NEW YORK – Stocks labored through another choppy session Friday, with the Dow gaining and the Nasdaq lagging, as investors digested a mixed bag of earnings and economic reports, including a dour outlook from mobile phone giant Nokia (NOK).
The Dow Jones industrial average (search) rose 54.51 points, or 0.52 percent, to 10,451.97, while the Standard & Poor's 500 Index (search) added 5.73 points, or 0.51 percent, to 1,134.57. The technology-laced Nasdaq Composite Index (search) ended down 6.43 points, or 0.32 percent, at 1,995.74.
For the week, the Dow rose 0.10 percent. But the S&P 500 and Nasdaq each notched their second straight down week. The S&P 500 declined 0.4 percent, while the Nasdaq fell 2.8 percent.
Technology stocks again bore the brunt of investors' anxiety, suffering after Nokia released a disappointing earnings report. General Electric Co. (GE) and Wal-Mart Stores Inc. (WMT) were the two biggest contributors to gains in the Standard & Poor's 500, but weakness in IBM capped the blue-chip Dow's rise.

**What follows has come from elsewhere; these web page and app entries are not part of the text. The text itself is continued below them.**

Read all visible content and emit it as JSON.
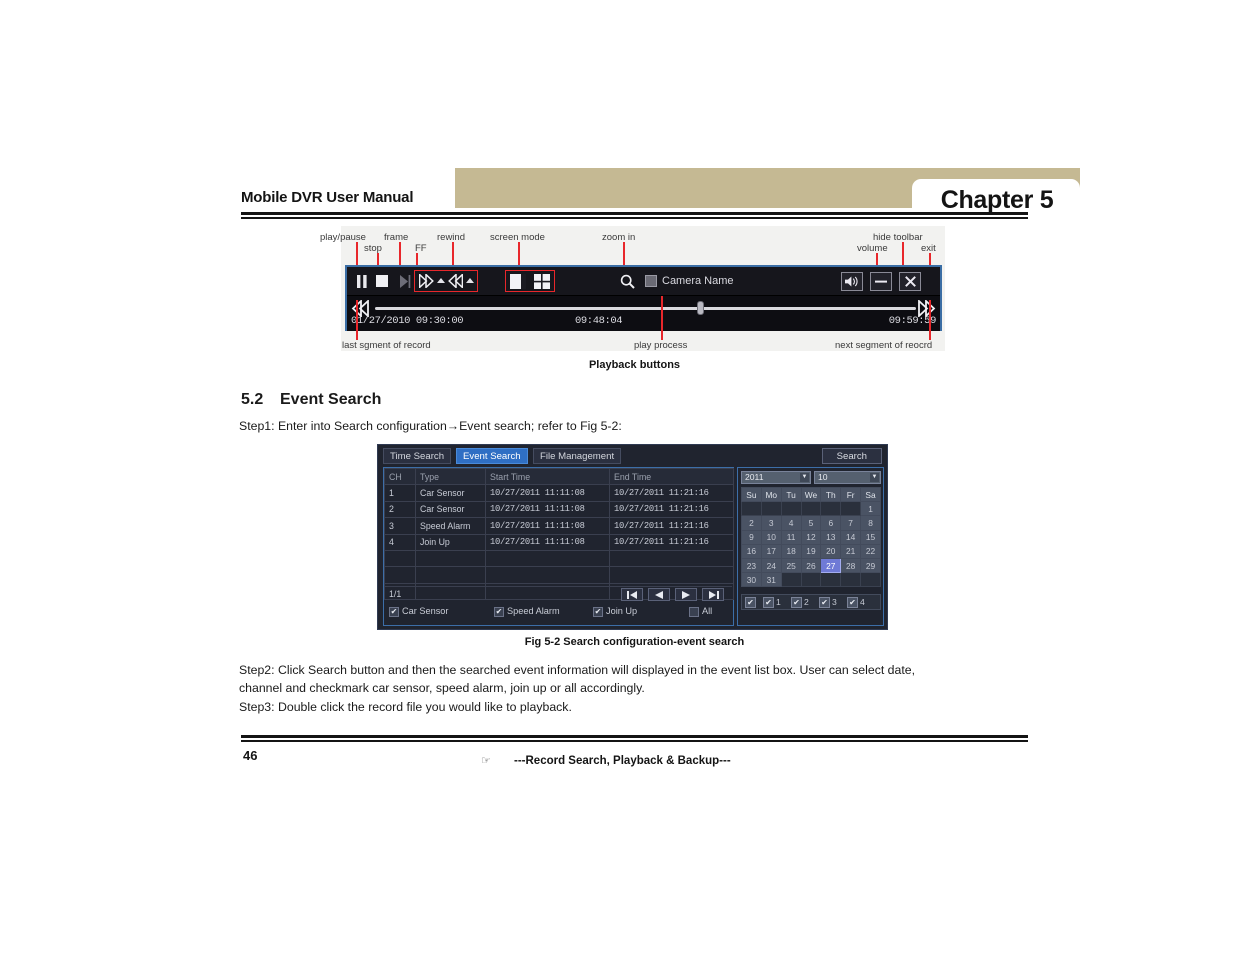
{
  "header": {
    "manual_title": "Mobile DVR User Manual",
    "chapter": "Chapter 5"
  },
  "figure1": {
    "caption": "Playback buttons",
    "annotations_top": [
      {
        "label": "play/pause"
      },
      {
        "label": "stop"
      },
      {
        "label": "frame"
      },
      {
        "label": "FF"
      },
      {
        "label": "rewind"
      },
      {
        "label": "screen mode"
      },
      {
        "label": "zoom in"
      },
      {
        "label": "hide toolbar"
      },
      {
        "label": "volume"
      },
      {
        "label": "exit"
      }
    ],
    "annotations_bottom": [
      {
        "label": "last sgment of record"
      },
      {
        "label": "play process"
      },
      {
        "label": "next segment of reocrd"
      }
    ],
    "toolbar": {
      "pause_icon": "pause-icon",
      "stop_icon": "stop-icon",
      "frame_icon": "frame-step-icon",
      "ff_icon": "fast-forward-icon",
      "ff_up_icon": "ff-speed-up-icon",
      "rewind_icon": "rewind-icon",
      "rewind_up_icon": "rewind-speed-up-icon",
      "single_screen_icon": "single-screen-icon",
      "quad_screen_icon": "quad-screen-icon",
      "zoom_icon": "magnifier-icon",
      "camera_name_checkbox": "camera-name-checkbox",
      "camera_name_label": "Camera Name",
      "volume_icon": "speaker-icon",
      "hide_toolbar_icon": "minimize-icon",
      "exit_icon": "close-icon",
      "prev_segment_icon": "previous-segment-icon",
      "next_segment_icon": "next-segment-icon"
    },
    "timeline": {
      "start_label": "01/27/2010  09:30:00",
      "current_label": "09:48:04",
      "end_label": "09:59:59"
    }
  },
  "section": {
    "number": "5.2",
    "title": "Event Search",
    "step1": "Step1: Enter into Search configuration→Event search; refer to Fig 5-2:",
    "fig_caption": "Fig 5-2 Search configuration-event search",
    "step2_line1": "Step2: Click Search button and then the searched event information will displayed in the event list box. User can select date,",
    "step2_line2": "channel and checkmark car sensor, speed alarm, join up or all accordingly.",
    "step3": "Step3: Double click the record file you would like to playback."
  },
  "dialog": {
    "tabs": [
      {
        "label": "Time Search",
        "active": false
      },
      {
        "label": "Event Search",
        "active": true
      },
      {
        "label": "File Management",
        "active": false
      }
    ],
    "search_button": "Search",
    "table": {
      "headers": [
        "CH",
        "Type",
        "Start Time",
        "End Time"
      ],
      "rows": [
        {
          "ch": "1",
          "type": "Car Sensor",
          "start": "10/27/2011 11:11:08",
          "end": "10/27/2011 11:21:16"
        },
        {
          "ch": "2",
          "type": "Car Sensor",
          "start": "10/27/2011 11:11:08",
          "end": "10/27/2011 11:21:16"
        },
        {
          "ch": "3",
          "type": "Speed Alarm",
          "start": "10/27/2011 11:11:08",
          "end": "10/27/2011 11:21:16"
        },
        {
          "ch": "4",
          "type": "Join Up",
          "start": "10/27/2011 11:11:08",
          "end": "10/27/2011 11:21:16"
        },
        {
          "ch": "",
          "type": "",
          "start": "",
          "end": ""
        },
        {
          "ch": "",
          "type": "",
          "start": "",
          "end": ""
        },
        {
          "ch": "",
          "type": "",
          "start": "",
          "end": ""
        }
      ]
    },
    "pager": {
      "page_label": "1/1",
      "first_icon": "first-page-icon",
      "prev_icon": "previous-page-icon",
      "next_icon": "next-page-icon",
      "last_icon": "last-page-icon"
    },
    "filters": [
      {
        "label": "Car Sensor",
        "checked": true
      },
      {
        "label": "Speed Alarm",
        "checked": true
      },
      {
        "label": "Join Up",
        "checked": true
      },
      {
        "label": "All",
        "checked": false
      }
    ],
    "calendar": {
      "year": "2011",
      "month": "10",
      "weekdays": [
        "Su",
        "Mo",
        "Tu",
        "We",
        "Th",
        "Fr",
        "Sa"
      ],
      "weeks": [
        [
          "",
          "",
          "",
          "",
          "",
          "",
          "1"
        ],
        [
          "2",
          "3",
          "4",
          "5",
          "6",
          "7",
          "8"
        ],
        [
          "9",
          "10",
          "11",
          "12",
          "13",
          "14",
          "15"
        ],
        [
          "16",
          "17",
          "18",
          "19",
          "20",
          "21",
          "22"
        ],
        [
          "23",
          "24",
          "25",
          "26",
          "27",
          "28",
          "29"
        ],
        [
          "30",
          "31",
          "",
          "",
          "",
          "",
          ""
        ]
      ],
      "selected_day": "27"
    },
    "channels": [
      {
        "label": "",
        "checked": true
      },
      {
        "label": "1",
        "checked": true
      },
      {
        "label": "2",
        "checked": true
      },
      {
        "label": "3",
        "checked": true
      },
      {
        "label": "4",
        "checked": true
      }
    ]
  },
  "footer": {
    "page_number": "46",
    "hand_icon": "pointing-hand-icon",
    "text": "---Record Search, Playback & Backup---"
  },
  "colors": {
    "header_band": "#c5b993",
    "accent_blue": "#2f6fc4",
    "annotation_red": "#e8272b",
    "panel_border": "#3c6ea8"
  }
}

The Commerce Department (search) reported a strong 6.4 percent rise in new housing construction for March, the biggest jump in 10 months. However, this was offset by a Federal Reserve (search) report which said that production in America's industrial sectors fell 0.2 percent after two months of gains, a far cry from the 0.3 percent hike economists expected.
But with surprisingly strong economic data this week, including a jump in retail sales, investors became concerned that the economy would grow too quickly, prompting the Federal Reserve to intervene sooner than expected with a rate hike to stave off inflation. And while many companies have been releasing good earnings reports, they were already factored into the market and so had little effect on the week's trading.
Traders attributed some of the market's moves to the expiration of options, an event that can add to volatility in the market. April individual equity options and some stock- index options stopped trading at Friday's close.
"Part of the gains have to do with options expiration. A lot of it is unwinding of option positions between now and the end of the day," said John O'Donoghue, co-head of listed trading at Credit Suisse First Boston. "It's very quiet otherwise."
Nokia (NOK) topped the New York Stock Exchange's most active list after warning that its second-quarter earnings would fall and sales could also drop.
Nokia, based in Finland, also said margins at its key mobile phones unit would be hit until its more competitive models hit stores. Shares of Nokia, the world's biggest cell phone maker, lost $1.44, or almost 9 percent, to $14.61.
IBM (IBM), shares fell a day after it reported its crucial services division had disappointing profits and shortfalls in new services contracts, a closely watched indicator of future business. Shares of IBM, the world's largest computer company, fell $1.69, or 1.8 percent, to $92.28 and led the Dow's percentage losers.
On the Nasdaq, Netflix Inc. (NFLX) shares sank one day after the online DVD rental company posted a wider quarterly net loss due to higher marketing costs. But the company raised its earnings forecast because of higher fees. Shares of Netflix plummeted $6.27, or 16.9 percent, to $30.75 and were the biggest drag on the Nasdaq.
Sun Microsystems Inc. (SUNW) slipped 16 cents to $4.26 after a greater-than-expected loss for the quarter. The business computer and software maker recently announced a series of job cuts and other belt-tightening measures.
ETrade Financial Corp. (ETRD) gained 4 cents to $12.32 after beating estimates by 3 cents per share due to strong growth in core online banking and brokerage businesses. Delphi (DPH) reported lower earnings after its largest customer, General Motors Corp. (GM), cut production of new cars and trucks. It fell 2 cents to $9.81.
Volume was active, with about 1.49 billion shares changing hands on the New York Stock Exchange, and roughly 1.87 billion shares traded on the Nasdaq. Advancers beat decliners by a ratio of about 8 to 3 on the NYSE, and by roughly 16 to 15 on the Nasdaq.
The Russell 2000 index of smaller companies was up 3.07, or 0.5 percent, at 583.37.
Overseas, Japan's Nikkei stock average gained 0.2 percent. Britain's FTSE 100 closed up 0.7 percent, France's CAC-40 rose 0.8 percent for the session and Germany's DAX index added 0.7 percent.
Reuters and the Associated Press contributed to this report.